### Records for the task:
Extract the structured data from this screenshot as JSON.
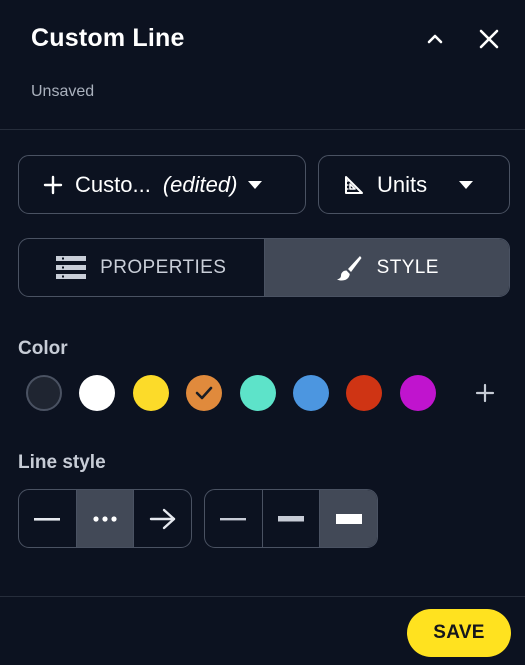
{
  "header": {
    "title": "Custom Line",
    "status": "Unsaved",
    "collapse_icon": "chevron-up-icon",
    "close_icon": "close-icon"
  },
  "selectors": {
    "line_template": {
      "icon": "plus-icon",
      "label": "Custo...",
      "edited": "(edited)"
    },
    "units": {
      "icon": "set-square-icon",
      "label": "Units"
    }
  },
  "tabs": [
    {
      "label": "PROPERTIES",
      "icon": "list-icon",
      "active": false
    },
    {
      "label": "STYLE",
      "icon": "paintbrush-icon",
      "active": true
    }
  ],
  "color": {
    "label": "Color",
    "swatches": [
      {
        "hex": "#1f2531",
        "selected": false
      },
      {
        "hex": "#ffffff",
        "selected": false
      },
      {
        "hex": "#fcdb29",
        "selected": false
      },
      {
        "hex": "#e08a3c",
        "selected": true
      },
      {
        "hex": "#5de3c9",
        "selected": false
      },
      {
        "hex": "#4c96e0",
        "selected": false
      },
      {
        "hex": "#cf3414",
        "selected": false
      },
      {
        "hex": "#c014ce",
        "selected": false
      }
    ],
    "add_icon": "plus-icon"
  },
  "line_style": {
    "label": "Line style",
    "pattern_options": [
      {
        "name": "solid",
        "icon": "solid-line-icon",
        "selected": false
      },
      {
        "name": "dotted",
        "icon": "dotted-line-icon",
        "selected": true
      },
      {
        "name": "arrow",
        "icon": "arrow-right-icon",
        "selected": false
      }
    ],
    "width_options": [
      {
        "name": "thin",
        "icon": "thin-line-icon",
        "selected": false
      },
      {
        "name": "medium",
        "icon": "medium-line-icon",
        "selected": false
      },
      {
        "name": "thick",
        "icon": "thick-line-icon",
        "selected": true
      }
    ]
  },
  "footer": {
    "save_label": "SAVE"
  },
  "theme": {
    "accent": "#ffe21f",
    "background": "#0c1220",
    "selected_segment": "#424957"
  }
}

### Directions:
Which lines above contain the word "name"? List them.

### Expected answer:
        "name": "solid",
        "name": "dotted",
        "name": "arrow",
        "name": "thin",
        "name": "medium",
        "name": "thick",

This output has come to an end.